Could you repeat every record below exactly, leaving out the pictures?

Component data from apps and pages:
========================
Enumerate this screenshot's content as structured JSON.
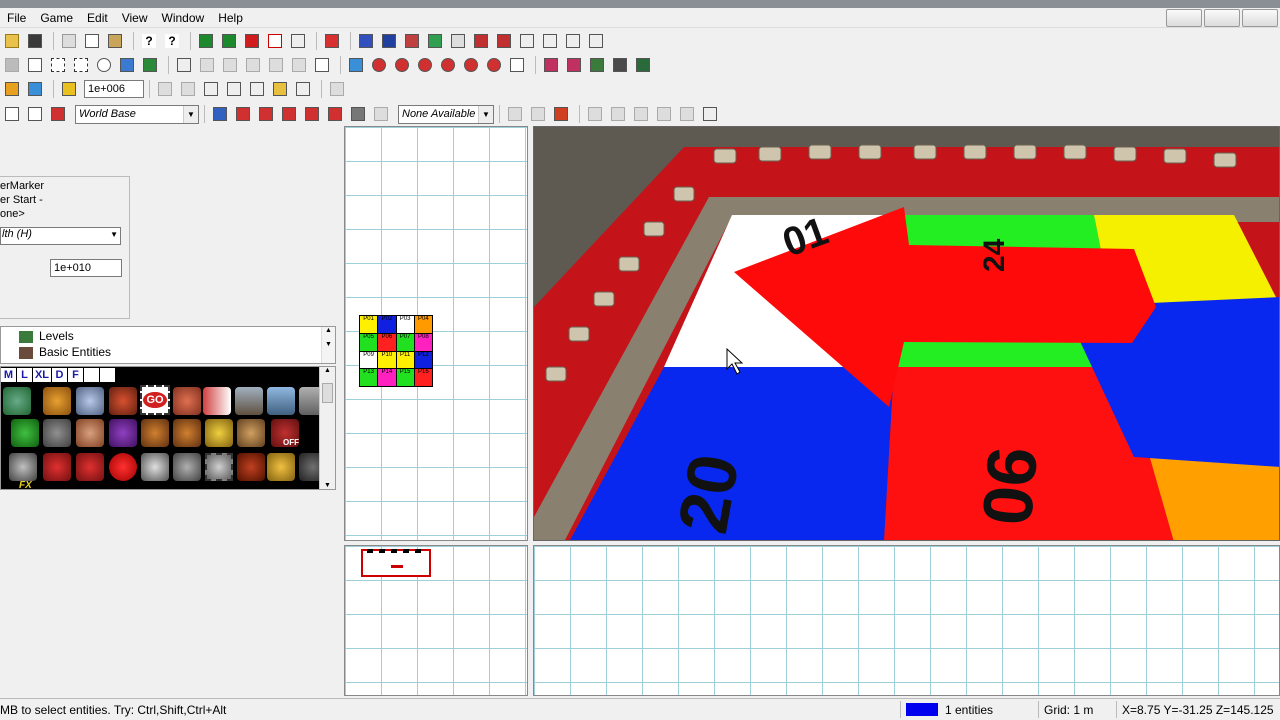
{
  "menu": {
    "file": "File",
    "game": "Game",
    "edit": "Edit",
    "view": "View",
    "window": "Window",
    "help": "Help"
  },
  "toolbar3": {
    "grid_value": "1e+006"
  },
  "toolbar4": {
    "base_combo": "World Base",
    "anim_combo": "None Available"
  },
  "properties": {
    "line1": "erMarker",
    "line2": "er Start -",
    "line3": "one>",
    "combo_value": "lth (H)",
    "value_input": "1e+010"
  },
  "tree": {
    "items": [
      "Levels",
      "Basic Entities"
    ]
  },
  "entity_tabs": [
    "M",
    "L",
    "XL",
    "D",
    "F"
  ],
  "entity_labels": {
    "go": "GO",
    "fx": "FX",
    "off": "OFF"
  },
  "board_tiles": [
    "P01",
    "P02",
    "P03",
    "P04",
    "P05",
    "P06",
    "P07",
    "P08",
    "P09",
    "P10",
    "P11",
    "P12",
    "P13",
    "P14",
    "P15",
    "P16"
  ],
  "scene_numbers": [
    "01",
    "20",
    "06",
    "24"
  ],
  "status": {
    "hint": "MB to select entities. Try: Ctrl,Shift,Ctrl+Alt",
    "color": "#0000ee",
    "entities": "1 entities",
    "grid": "Grid: 1 m",
    "coords": "X=8.75 Y=-31.25 Z=145.125"
  }
}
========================
Answer for the task:
Enumerate this screenshot's content as structured JSON.
{
  "menu": {
    "file": "File",
    "game": "Game",
    "edit": "Edit",
    "view": "View",
    "window": "Window",
    "help": "Help"
  },
  "toolbar3": {
    "grid_value": "1e+006"
  },
  "toolbar4": {
    "base_combo": "World Base",
    "anim_combo": "None Available"
  },
  "properties": {
    "line1": "erMarker",
    "line2": "er Start -",
    "line3": "one>",
    "combo_value": "lth (H)",
    "value_input": "1e+010"
  },
  "tree": {
    "items": [
      "Levels",
      "Basic Entities"
    ]
  },
  "entity_tabs": [
    "M",
    "L",
    "XL",
    "D",
    "F"
  ],
  "entity_labels": {
    "go": "GO",
    "fx": "FX",
    "off": "OFF"
  },
  "board_tiles": [
    "P01",
    "P02",
    "P03",
    "P04",
    "P05",
    "P06",
    "P07",
    "P08",
    "P09",
    "P10",
    "P11",
    "P12",
    "P13",
    "P14",
    "P15",
    "P16"
  ],
  "scene_numbers": [
    "01",
    "20",
    "06",
    "24"
  ],
  "status": {
    "hint": "MB to select entities. Try: Ctrl,Shift,Ctrl+Alt",
    "color": "#0000ee",
    "entities": "1 entities",
    "grid": "Grid: 1 m",
    "coords": "X=8.75 Y=-31.25 Z=145.125"
  }
}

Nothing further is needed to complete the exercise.